# [The problem]
Once the line with "What's the underlying" is found in the entries below, repeat that line and every one after it exactly, ending at the last.

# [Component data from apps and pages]
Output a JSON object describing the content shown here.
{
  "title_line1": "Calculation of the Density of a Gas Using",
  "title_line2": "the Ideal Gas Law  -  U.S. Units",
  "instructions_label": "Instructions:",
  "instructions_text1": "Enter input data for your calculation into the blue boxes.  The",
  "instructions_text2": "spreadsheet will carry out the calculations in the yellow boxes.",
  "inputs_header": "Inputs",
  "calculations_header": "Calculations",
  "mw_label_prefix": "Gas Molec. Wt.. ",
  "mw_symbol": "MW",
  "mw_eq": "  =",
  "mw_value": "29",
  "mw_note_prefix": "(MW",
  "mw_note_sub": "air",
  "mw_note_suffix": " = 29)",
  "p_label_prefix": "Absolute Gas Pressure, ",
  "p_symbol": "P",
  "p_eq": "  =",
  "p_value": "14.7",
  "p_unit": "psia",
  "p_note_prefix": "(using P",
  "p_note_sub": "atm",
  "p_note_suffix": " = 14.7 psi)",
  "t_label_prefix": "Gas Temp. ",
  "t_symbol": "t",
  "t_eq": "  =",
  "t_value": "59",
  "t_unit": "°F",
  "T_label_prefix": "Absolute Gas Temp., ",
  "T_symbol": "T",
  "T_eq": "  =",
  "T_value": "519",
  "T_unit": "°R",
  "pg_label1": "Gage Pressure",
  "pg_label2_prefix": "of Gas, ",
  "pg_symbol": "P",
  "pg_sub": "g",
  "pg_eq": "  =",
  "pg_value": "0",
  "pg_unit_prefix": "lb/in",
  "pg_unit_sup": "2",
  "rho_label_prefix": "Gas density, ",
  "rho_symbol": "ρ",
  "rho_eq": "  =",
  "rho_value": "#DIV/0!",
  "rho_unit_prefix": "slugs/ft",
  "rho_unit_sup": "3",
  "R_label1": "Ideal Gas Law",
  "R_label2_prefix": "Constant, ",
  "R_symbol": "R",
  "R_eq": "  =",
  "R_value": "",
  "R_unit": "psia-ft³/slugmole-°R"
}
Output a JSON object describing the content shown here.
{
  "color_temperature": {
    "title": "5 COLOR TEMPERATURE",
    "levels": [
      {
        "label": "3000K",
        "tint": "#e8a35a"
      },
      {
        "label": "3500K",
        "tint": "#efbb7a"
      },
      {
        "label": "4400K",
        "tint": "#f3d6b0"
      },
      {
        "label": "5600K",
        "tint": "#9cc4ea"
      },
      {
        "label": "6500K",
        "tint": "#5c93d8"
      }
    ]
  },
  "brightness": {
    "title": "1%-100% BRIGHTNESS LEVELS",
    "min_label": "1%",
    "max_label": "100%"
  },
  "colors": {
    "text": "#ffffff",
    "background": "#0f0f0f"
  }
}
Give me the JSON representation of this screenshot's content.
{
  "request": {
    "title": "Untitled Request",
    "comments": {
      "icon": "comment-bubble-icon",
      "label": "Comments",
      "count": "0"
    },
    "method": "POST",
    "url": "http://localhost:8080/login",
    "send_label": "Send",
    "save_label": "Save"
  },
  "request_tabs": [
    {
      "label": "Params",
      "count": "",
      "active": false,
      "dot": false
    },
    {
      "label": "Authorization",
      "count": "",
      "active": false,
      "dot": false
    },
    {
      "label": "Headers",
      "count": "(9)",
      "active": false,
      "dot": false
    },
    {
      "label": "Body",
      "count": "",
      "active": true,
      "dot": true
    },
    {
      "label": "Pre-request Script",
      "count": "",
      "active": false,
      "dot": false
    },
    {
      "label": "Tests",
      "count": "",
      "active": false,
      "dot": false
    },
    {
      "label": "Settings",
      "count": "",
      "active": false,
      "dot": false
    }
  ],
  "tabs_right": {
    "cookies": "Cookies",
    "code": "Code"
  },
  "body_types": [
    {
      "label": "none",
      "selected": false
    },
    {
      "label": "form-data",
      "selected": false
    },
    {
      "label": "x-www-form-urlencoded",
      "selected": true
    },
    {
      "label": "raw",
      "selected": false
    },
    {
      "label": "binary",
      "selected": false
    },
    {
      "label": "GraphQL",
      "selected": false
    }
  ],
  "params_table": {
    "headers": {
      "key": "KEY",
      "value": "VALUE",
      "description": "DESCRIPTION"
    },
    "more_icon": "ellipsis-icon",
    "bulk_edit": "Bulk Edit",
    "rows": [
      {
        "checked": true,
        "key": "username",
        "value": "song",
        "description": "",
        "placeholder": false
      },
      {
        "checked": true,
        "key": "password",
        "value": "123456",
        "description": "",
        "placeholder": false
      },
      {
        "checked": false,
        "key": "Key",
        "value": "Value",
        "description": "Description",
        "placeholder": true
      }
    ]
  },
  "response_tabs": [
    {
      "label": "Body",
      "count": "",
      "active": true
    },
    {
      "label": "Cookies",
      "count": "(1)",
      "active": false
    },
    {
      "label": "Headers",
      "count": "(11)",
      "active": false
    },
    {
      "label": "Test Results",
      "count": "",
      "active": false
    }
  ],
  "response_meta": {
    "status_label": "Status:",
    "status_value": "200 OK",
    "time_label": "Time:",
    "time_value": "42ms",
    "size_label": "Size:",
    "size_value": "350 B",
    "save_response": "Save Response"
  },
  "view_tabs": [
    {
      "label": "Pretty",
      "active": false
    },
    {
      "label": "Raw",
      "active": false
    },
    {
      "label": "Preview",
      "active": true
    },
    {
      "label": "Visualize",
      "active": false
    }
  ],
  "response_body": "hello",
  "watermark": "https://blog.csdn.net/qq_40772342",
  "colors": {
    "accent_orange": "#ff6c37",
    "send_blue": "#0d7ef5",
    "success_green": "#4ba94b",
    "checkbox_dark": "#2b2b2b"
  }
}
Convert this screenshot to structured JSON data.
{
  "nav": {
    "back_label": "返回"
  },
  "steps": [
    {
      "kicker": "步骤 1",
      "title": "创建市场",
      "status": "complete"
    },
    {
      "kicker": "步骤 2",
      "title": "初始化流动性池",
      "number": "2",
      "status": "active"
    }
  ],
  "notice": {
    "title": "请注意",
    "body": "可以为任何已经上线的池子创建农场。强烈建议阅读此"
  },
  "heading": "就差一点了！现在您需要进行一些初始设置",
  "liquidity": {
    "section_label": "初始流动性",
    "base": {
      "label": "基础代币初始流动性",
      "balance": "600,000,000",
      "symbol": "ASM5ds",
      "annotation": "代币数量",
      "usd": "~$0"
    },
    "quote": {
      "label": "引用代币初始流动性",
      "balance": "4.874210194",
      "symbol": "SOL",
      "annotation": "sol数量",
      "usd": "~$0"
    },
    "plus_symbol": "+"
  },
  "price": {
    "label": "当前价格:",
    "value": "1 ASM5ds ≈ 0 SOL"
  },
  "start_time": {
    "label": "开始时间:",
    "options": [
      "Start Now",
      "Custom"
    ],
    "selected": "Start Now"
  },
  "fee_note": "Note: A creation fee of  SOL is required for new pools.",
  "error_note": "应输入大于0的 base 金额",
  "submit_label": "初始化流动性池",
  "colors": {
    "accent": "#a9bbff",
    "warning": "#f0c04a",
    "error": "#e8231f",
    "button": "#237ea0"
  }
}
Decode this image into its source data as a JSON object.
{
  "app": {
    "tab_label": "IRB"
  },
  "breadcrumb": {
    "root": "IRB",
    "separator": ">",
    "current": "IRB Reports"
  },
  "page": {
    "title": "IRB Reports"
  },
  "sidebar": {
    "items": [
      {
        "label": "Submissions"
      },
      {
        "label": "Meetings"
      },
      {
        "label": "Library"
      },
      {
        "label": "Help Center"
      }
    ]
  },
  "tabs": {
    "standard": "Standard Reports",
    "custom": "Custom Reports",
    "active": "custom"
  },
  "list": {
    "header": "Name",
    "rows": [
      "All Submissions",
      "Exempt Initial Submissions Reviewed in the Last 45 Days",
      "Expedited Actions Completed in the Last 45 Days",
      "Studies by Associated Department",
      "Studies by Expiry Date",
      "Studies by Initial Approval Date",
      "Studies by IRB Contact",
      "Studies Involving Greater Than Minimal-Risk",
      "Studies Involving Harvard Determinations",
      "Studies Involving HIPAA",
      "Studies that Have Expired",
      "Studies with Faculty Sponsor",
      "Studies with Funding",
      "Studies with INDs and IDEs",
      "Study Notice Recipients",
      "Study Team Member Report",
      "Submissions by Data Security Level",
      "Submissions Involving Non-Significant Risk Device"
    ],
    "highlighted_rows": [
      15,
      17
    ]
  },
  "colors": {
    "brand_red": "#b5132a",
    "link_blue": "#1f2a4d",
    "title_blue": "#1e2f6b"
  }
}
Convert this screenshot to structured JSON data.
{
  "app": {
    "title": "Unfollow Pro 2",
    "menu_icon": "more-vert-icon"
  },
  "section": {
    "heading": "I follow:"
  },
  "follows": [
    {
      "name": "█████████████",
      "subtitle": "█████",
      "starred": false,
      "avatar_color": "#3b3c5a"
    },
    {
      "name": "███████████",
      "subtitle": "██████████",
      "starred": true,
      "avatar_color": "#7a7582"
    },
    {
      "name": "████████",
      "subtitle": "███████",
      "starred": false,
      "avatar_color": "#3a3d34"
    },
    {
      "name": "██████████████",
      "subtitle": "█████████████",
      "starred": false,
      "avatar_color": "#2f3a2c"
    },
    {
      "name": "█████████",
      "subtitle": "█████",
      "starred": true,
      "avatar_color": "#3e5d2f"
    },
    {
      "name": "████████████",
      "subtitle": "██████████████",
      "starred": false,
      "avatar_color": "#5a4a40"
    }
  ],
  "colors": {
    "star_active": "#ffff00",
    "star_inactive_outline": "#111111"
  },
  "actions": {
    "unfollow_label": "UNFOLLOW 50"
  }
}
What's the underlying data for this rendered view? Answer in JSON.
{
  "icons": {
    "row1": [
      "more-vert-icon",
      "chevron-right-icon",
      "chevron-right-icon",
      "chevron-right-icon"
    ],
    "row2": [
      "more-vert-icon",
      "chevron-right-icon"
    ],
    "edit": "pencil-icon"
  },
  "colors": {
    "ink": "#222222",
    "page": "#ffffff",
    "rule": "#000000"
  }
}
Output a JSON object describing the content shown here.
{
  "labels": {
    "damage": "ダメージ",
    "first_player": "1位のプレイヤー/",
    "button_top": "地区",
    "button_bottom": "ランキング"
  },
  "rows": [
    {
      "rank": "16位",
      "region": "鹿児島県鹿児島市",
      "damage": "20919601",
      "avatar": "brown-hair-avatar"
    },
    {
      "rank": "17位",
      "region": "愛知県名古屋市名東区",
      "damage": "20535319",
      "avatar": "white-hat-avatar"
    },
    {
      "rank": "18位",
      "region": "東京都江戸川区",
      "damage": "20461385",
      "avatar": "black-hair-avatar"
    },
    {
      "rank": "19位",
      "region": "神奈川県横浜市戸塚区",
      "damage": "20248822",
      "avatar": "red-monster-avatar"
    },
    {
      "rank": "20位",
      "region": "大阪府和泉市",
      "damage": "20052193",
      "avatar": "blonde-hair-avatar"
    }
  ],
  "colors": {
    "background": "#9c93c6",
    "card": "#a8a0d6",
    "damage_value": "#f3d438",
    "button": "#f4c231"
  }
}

# [Written solution]
What's the underlying data for this rendered view? Answer in JSON.
{
  "icons": {
    "row1": [
      "more-vert-icon",
      "chevron-right-icon",
      "chevron-right-icon",
      "chevron-right-icon"
    ],
    "row2": [
      "more-vert-icon",
      "chevron-right-icon"
    ],
    "edit": "pencil-icon"
  },
  "colors": {
    "ink": "#222222",
    "page": "#ffffff",
    "rule": "#000000"
  }
}
Output a JSON object describing the content shown here.
{
  "labels": {
    "damage": "ダメージ",
    "first_player": "1位のプレイヤー/",
    "button_top": "地区",
    "button_bottom": "ランキング"
  },
  "rows": [
    {
      "rank": "16位",
      "region": "鹿児島県鹿児島市",
      "damage": "20919601",
      "avatar": "brown-hair-avatar"
    },
    {
      "rank": "17位",
      "region": "愛知県名古屋市名東区",
      "damage": "20535319",
      "avatar": "white-hat-avatar"
    },
    {
      "rank": "18位",
      "region": "東京都江戸川区",
      "damage": "20461385",
      "avatar": "black-hair-avatar"
    },
    {
      "rank": "19位",
      "region": "神奈川県横浜市戸塚区",
      "damage": "20248822",
      "avatar": "red-monster-avatar"
    },
    {
      "rank": "20位",
      "region": "大阪府和泉市",
      "damage": "20052193",
      "avatar": "blonde-hair-avatar"
    }
  ],
  "colors": {
    "background": "#9c93c6",
    "card": "#a8a0d6",
    "damage_value": "#f3d438",
    "button": "#f4c231"
  }
}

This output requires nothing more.